Marijuana proponents nonetheless said they felt more confident than ever that Congress was drifting toward their point of view.
“The war on medical marijuana is over,” said Bill Piper, a lobbyist with the Drug Policy Alliance, who called the move historic.
“Now the fight moves on to legalization of all marijuana,” he said. “This is the strongest signal we have received from Congress [that] the politics have really shifted. … Congress has been slow to catch up with the states and American people, but it is catching up.”
The measure, which Rohrabacher championed with Rep. Sam Farr, a Democrat from Carmel, had the support of large numbers of Democrats for years. Enough Republicans joined them this year to put it over the top. When the House first passed the measure earlier this year, 49 Republicans voted aye.
Some Republicans are pivoting off their traditional anti-drug platform at a time when most voters live in states where medical marijuana is legal, in many cases as a result of ballot measures.
Polls show that while Republican voters are far less likely than the broader public to support outright legalization, they favor allowing marijuana for medical use by a commanding majority. Legalization also has great appeal to millennials, a demographic group with which Republicans are aggressively trying to make inroads.
Approval of the pot measure comes after the Obama administration directed federal prosecutors last year to stop enforcing drug laws that contradict state marijuana policies.
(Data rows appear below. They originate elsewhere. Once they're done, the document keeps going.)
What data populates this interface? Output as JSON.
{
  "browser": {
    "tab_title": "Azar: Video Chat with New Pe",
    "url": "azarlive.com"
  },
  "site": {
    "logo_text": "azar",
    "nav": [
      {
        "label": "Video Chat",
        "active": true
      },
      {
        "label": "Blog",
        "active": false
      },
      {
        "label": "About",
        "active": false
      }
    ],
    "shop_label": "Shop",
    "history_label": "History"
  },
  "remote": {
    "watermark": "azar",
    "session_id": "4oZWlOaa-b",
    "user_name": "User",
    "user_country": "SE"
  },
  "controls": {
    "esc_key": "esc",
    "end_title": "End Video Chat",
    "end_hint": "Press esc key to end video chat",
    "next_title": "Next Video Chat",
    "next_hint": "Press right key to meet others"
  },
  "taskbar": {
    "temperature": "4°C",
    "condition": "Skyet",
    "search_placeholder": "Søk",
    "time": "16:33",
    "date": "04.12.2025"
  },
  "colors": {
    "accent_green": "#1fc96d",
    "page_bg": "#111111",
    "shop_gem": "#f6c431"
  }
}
Since then, federal raids of marijuana merchants and growers who are operating legally in their states have been limited to those accused of other violations, such as money laundering.
Read Full Article – http://www.latimes.com/nation/la-na-medical-pot-20141216-story.html
12/8/2015 10:07 AM PST BY TMZ STAFF
According to final divorce docs, obtained by TMZ, Antonio made a lot of dough on “The Mask of Zorro,” “Desperado,” and “Spy Kids.” He keeps all the cash from those flicks and she gets to keep what she made from her earlier work.
Melanie and Antonio split money from every movie either of them did between 2004 and 2014, including “Shrek 2,” “Puss in Boots,” “Machete Kills,” “Expendables 3” and others.
It appears they signed some sort of postnup in 2004 which changed the financial deal of their marriage … they married in 1996 but it seems they kept everything separate from the date of their marriage until 2004.
Antonio is not getting out clean … he’s paying her $65k a month in spousal support.
She gets the house in Aspen and they sold their L.A. mansion and split the profits.
And there’s a lot of rich people’s stuff that was divvied up. She gets a Picasso called “The Painter and His Model.” He gets a pencil drawing by Picasso and another pencil drawing by Diego Rivera.